Return the data below in full, matching every line exactly.

┄┄┄┄┄┄

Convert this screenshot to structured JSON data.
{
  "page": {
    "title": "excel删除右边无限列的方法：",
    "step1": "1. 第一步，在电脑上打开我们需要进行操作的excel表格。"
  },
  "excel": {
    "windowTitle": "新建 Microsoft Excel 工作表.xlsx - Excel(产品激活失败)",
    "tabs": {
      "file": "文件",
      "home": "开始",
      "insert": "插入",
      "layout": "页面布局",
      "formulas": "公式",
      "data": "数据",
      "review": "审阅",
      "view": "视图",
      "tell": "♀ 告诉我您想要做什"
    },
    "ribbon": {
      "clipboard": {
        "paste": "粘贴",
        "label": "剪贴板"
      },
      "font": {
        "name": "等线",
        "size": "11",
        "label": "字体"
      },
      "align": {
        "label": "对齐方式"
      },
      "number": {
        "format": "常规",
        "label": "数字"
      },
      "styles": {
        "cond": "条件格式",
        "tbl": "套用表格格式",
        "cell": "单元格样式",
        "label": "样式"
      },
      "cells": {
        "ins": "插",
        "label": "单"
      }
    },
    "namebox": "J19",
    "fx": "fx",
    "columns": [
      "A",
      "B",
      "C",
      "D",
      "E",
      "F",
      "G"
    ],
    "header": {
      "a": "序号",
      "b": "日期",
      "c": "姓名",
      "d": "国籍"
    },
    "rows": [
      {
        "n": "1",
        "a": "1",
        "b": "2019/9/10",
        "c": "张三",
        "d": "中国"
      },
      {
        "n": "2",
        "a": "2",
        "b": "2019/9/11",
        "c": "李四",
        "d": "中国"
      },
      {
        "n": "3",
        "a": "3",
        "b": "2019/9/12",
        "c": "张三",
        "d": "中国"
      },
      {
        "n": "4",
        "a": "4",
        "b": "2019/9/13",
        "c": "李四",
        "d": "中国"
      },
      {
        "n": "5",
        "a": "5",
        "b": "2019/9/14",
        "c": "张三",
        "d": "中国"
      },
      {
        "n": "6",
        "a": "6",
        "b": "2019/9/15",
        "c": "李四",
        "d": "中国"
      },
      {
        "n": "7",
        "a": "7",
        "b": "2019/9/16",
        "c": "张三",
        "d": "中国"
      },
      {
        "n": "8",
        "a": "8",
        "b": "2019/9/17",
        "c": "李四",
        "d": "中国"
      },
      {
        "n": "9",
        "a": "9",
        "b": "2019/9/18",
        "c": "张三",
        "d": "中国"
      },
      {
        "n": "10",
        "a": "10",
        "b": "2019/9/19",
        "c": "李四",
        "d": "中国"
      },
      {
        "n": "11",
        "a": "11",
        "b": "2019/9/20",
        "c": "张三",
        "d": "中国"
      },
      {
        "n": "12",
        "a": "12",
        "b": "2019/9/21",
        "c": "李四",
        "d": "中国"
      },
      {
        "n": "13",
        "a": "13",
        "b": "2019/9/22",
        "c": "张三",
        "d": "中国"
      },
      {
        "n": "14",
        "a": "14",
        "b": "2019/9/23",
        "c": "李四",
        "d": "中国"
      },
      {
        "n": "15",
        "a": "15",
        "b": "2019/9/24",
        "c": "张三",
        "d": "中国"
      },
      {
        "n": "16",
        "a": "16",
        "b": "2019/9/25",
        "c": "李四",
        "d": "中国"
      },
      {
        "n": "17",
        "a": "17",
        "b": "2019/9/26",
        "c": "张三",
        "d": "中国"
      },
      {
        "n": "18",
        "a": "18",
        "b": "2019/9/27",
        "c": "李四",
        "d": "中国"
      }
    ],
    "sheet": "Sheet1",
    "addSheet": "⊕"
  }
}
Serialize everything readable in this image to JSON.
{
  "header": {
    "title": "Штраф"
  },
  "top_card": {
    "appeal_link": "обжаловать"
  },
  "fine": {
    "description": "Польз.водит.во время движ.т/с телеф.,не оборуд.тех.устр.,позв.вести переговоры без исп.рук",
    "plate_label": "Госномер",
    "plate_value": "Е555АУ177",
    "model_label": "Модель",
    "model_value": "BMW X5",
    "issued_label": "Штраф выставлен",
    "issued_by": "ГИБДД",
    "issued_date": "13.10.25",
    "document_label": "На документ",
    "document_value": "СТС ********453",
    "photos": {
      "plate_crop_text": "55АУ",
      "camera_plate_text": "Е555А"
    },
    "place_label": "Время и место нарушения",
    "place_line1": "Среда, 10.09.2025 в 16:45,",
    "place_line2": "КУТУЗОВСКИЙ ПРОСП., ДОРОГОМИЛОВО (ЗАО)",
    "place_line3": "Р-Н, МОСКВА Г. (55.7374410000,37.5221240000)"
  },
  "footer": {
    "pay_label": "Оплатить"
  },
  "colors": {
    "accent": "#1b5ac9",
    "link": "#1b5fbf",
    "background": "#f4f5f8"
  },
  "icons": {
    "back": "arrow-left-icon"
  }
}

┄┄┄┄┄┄

**Expected output**
Convert this screenshot to structured JSON data.
{
  "page": {
    "title": "excel删除右边无限列的方法：",
    "step1": "1. 第一步，在电脑上打开我们需要进行操作的excel表格。"
  },
  "excel": {
    "windowTitle": "新建 Microsoft Excel 工作表.xlsx - Excel(产品激活失败)",
    "tabs": {
      "file": "文件",
      "home": "开始",
      "insert": "插入",
      "layout": "页面布局",
      "formulas": "公式",
      "data": "数据",
      "review": "审阅",
      "view": "视图",
      "tell": "♀ 告诉我您想要做什"
    },
    "ribbon": {
      "clipboard": {
        "paste": "粘贴",
        "label": "剪贴板"
      },
      "font": {
        "name": "等线",
        "size": "11",
        "label": "字体"
      },
      "align": {
        "label": "对齐方式"
      },
      "number": {
        "format": "常规",
        "label": "数字"
      },
      "styles": {
        "cond": "条件格式",
        "tbl": "套用表格格式",
        "cell": "单元格样式",
        "label": "样式"
      },
      "cells": {
        "ins": "插",
        "label": "单"
      }
    },
    "namebox": "J19",
    "fx": "fx",
    "columns": [
      "A",
      "B",
      "C",
      "D",
      "E",
      "F",
      "G"
    ],
    "header": {
      "a": "序号",
      "b": "日期",
      "c": "姓名",
      "d": "国籍"
    },
    "rows": [
      {
        "n": "1",
        "a": "1",
        "b": "2019/9/10",
        "c": "张三",
        "d": "中国"
      },
      {
        "n": "2",
        "a": "2",
        "b": "2019/9/11",
        "c": "李四",
        "d": "中国"
      },
      {
        "n": "3",
        "a": "3",
        "b": "2019/9/12",
        "c": "张三",
        "d": "中国"
      },
      {
        "n": "4",
        "a": "4",
        "b": "2019/9/13",
        "c": "李四",
        "d": "中国"
      },
      {
        "n": "5",
        "a": "5",
        "b": "2019/9/14",
        "c": "张三",
        "d": "中国"
      },
      {
        "n": "6",
        "a": "6",
        "b": "2019/9/15",
        "c": "李四",
        "d": "中国"
      },
      {
        "n": "7",
        "a": "7",
        "b": "2019/9/16",
        "c": "张三",
        "d": "中国"
      },
      {
        "n": "8",
        "a": "8",
        "b": "2019/9/17",
        "c": "李四",
        "d": "中国"
      },
      {
        "n": "9",
        "a": "9",
        "b": "2019/9/18",
        "c": "张三",
        "d": "中国"
      },
      {
        "n": "10",
        "a": "10",
        "b": "2019/9/19",
        "c": "李四",
        "d": "中国"
      },
      {
        "n": "11",
        "a": "11",
        "b": "2019/9/20",
        "c": "张三",
        "d": "中国"
      },
      {
        "n": "12",
        "a": "12",
        "b": "2019/9/21",
        "c": "李四",
        "d": "中国"
      },
      {
        "n": "13",
        "a": "13",
        "b": "2019/9/22",
        "c": "张三",
        "d": "中国"
      },
      {
        "n": "14",
        "a": "14",
        "b": "2019/9/23",
        "c": "李四",
        "d": "中国"
      },
      {
        "n": "15",
        "a": "15",
        "b": "2019/9/24",
        "c": "张三",
        "d": "中国"
      },
      {
        "n": "16",
        "a": "16",
        "b": "2019/9/25",
        "c": "李四",
        "d": "中国"
      },
      {
        "n": "17",
        "a": "17",
        "b": "2019/9/26",
        "c": "张三",
        "d": "中国"
      },
      {
        "n": "18",
        "a": "18",
        "b": "2019/9/27",
        "c": "李四",
        "d": "中国"
      }
    ],
    "sheet": "Sheet1",
    "addSheet": "⊕"
  }
}
Serialize everything readable in this image to JSON.
{
  "header": {
    "title": "Штраф"
  },
  "top_card": {
    "appeal_link": "обжаловать"
  },
  "fine": {
    "description": "Польз.водит.во время движ.т/с телеф.,не оборуд.тех.устр.,позв.вести переговоры без исп.рук",
    "plate_label": "Госномер",
    "plate_value": "Е555АУ177",
    "model_label": "Модель",
    "model_value": "BMW X5",
    "issued_label": "Штраф выставлен",
    "issued_by": "ГИБДД",
    "issued_date": "13.10.25",
    "document_label": "На документ",
    "document_value": "СТС ********453",
    "photos": {
      "plate_crop_text": "55АУ",
      "camera_plate_text": "Е555А"
    },
    "place_label": "Время и место нарушения",
    "place_line1": "Среда, 10.09.2025 в 16:45,",
    "place_line2": "КУТУЗОВСКИЙ ПРОСП., ДОРОГОМИЛОВО (ЗАО)",
    "place_line3": "Р-Н, МОСКВА Г. (55.7374410000,37.5221240000)"
  },
  "footer": {
    "pay_label": "Оплатить"
  },
  "colors": {
    "accent": "#1b5ac9",
    "link": "#1b5fbf",
    "background": "#f4f5f8"
  },
  "icons": {
    "back": "arrow-left-icon"
  }
}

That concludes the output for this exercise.